The Federal Reserve must be patient before it considers raising interest rates even after the central bank winds down its bond-buying program and as the recovery picks up steam, Atlanta Fed President Dennis Lockhart said Tuesday.
Mr. Lockhart, speaking in Baton Rouge, La., told an event sponsored by Louisiana State University that he was sticking to his 3% growth forecast for the remainder of the year despite a weak first quarter that he ascribed primarily to weather.
At the same time, Mr. Lockhart said there were sufficient remaining signs of weakness in both the labor market and inflation that would allow the policy-setting Federal Open Market Committee to be patient before it begins raising interest rates, which have been effectively at zero since Dec. 2008.
“When quantitative easing is done, anticipation of the next policy move will likely intensify,” Mr. Lockhart said. “A combination of a shortfall from full utilization of our nation’s labor resources and inflation below the FOMC’s longer-term objective would, in my view, justify patience in raising policy rates.”
The official said “I continue to be comfortable with a projection of the second half of next year” as the most likely time in which the Fed will move to raise interest rates.
Many investors currently expect the Fed to wind down bond buys in the fourth quarter, an estimation corroborated by Mr. Lockhart. They also see interest rate hikes starting sometime in the summer of 2015, although forecasts on that front vary more widely.
The Fed has been gradually paring back its bond-buying program aimed at keeping long-term borrowing costs down, most recently reducing the monthly purchase amount to $45 billion. In response to a deep recession and anemic recovery, the Fed has bought over $3 trillion in securities, increasing the size of its balance sheet more than fivefold to nearly $4.3 trillion.
“I feel the need to see confirming evidence in the data validating the view that above-trend growth is occurring and is sustainable, and that the FOMC is closing in on its policy objectives. One quarter’s data isn’t enough,” Mr. Lockhart said. “I expect it will take a number of months for me to arrive at conviction on that account.”
Even when interest-rate increases begin, Mr. Lockhart said, the Fed is likely to proceed with caution.

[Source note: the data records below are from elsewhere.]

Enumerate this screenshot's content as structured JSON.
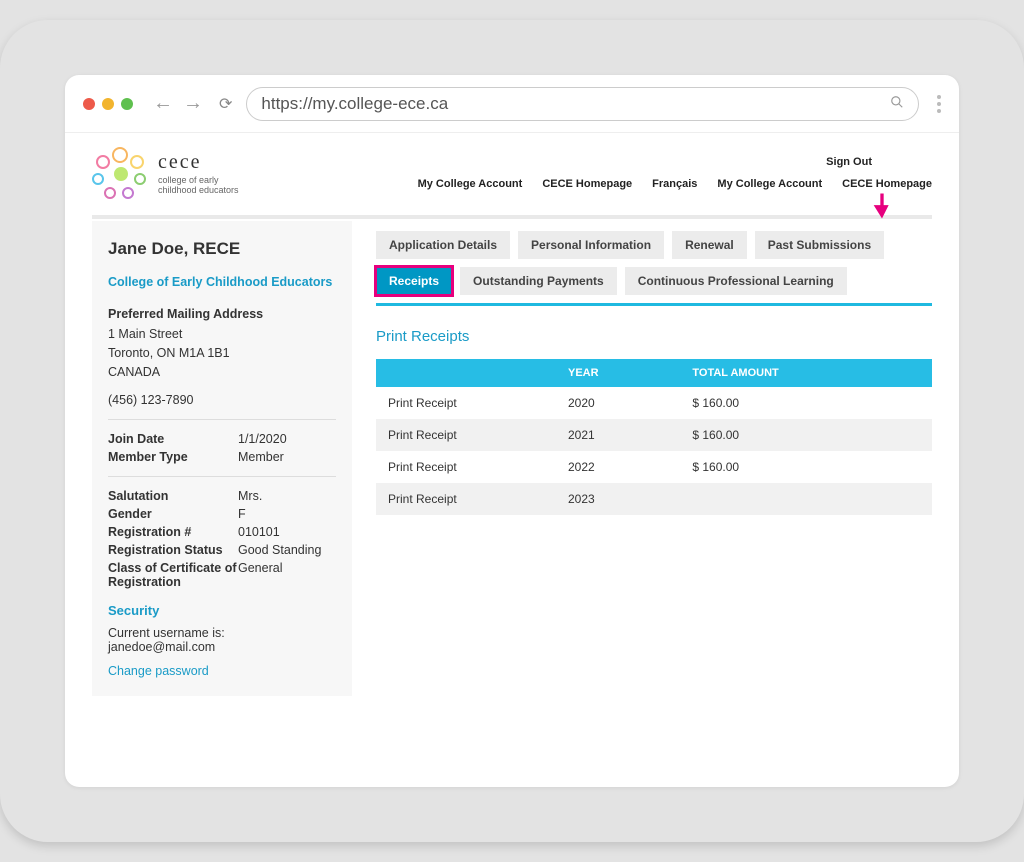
{
  "browser": {
    "url": "https://my.college-ece.ca"
  },
  "brand": {
    "name": "cece",
    "subtitle": "college of early childhood educators"
  },
  "topnav": {
    "signout": "Sign Out",
    "links": [
      "My College Account",
      "CECE Homepage",
      "Français",
      "My College Account",
      "CECE Homepage"
    ]
  },
  "sidebar": {
    "member_name": "Jane Doe, RECE",
    "org_link": "College of Early Childhood Educators",
    "address_heading": "Preferred Mailing Address",
    "address_line1": "1 Main Street",
    "address_line2": "Toronto, ON  M1A 1B1",
    "address_country": "CANADA",
    "phone": "(456) 123-7890",
    "join_date_label": "Join Date",
    "join_date": "1/1/2020",
    "member_type_label": "Member Type",
    "member_type": "Member",
    "salutation_label": "Salutation",
    "salutation": "Mrs.",
    "gender_label": "Gender",
    "gender": "F",
    "regnum_label": "Registration #",
    "regnum": "010101",
    "regstatus_label": "Registration Status",
    "regstatus": "Good Standing",
    "class_label": "Class of Certificate of Registration",
    "class_value": "General",
    "security_heading": "Security",
    "username_label": "Current username is:",
    "username": "janedoe@mail.com",
    "change_password": "Change password"
  },
  "tabs": {
    "items": [
      "Application Details",
      "Personal Information",
      "Renewal",
      "Past Submissions",
      "Receipts",
      "Outstanding Payments",
      "Continuous Professional Learning"
    ],
    "active_index": 4
  },
  "receipts": {
    "title": "Print Receipts",
    "col_empty": "",
    "col_year": "YEAR",
    "col_total": "TOTAL AMOUNT",
    "rows": [
      {
        "action": "Print Receipt",
        "year": "2020",
        "amount": "$ 160.00"
      },
      {
        "action": "Print Receipt",
        "year": "2021",
        "amount": "$ 160.00"
      },
      {
        "action": "Print Receipt",
        "year": "2022",
        "amount": "$ 160.00"
      },
      {
        "action": "Print Receipt",
        "year": "2023",
        "amount": ""
      }
    ]
  }
}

“When the first move to tighten policy is taken, I would expect it to begin a cycle of gradually rising rates,” Mr. Lockhart said. “Even as the economy accelerates this year to a somewhat higher growth trajectory, as I expect, I think continued monetary accommodation will be warranted for some time.”
Speaking with reporters after his address, Mr. Lockhart said the exact timing of the ending of the bond-buying program was something he was agnostic about. He also said he agreed with other Fed officials that rate hikes should come before any move to allow the Fed’s balance sheet to shrink. That means the Fed will likely continue to reinvest the proceeds from maturing bonds into new securities until some time after the rate hike cycle begins.
Mr. Lockhart also told reporters he continues to believe that over the long run near zero percent short-term rates will move back to around 4%, a view inspired by his confidence that over time, the economy will finally fully recover from the affects of the financial crisis.
The official also said he’s seeing signs of life again in the housing market after the recent period of weakness. Mr. Lockhart also said he could accept the Fed going a little above its 2% inflation target, although he would not accept price pressures that breached a 2.5% annual gain.
-Michael S. Derby in New York and Ruth Hamel in Baton Route, La. contributed to this article.
28 May 2014 | 2:13 am – Source: blogs.wsj.com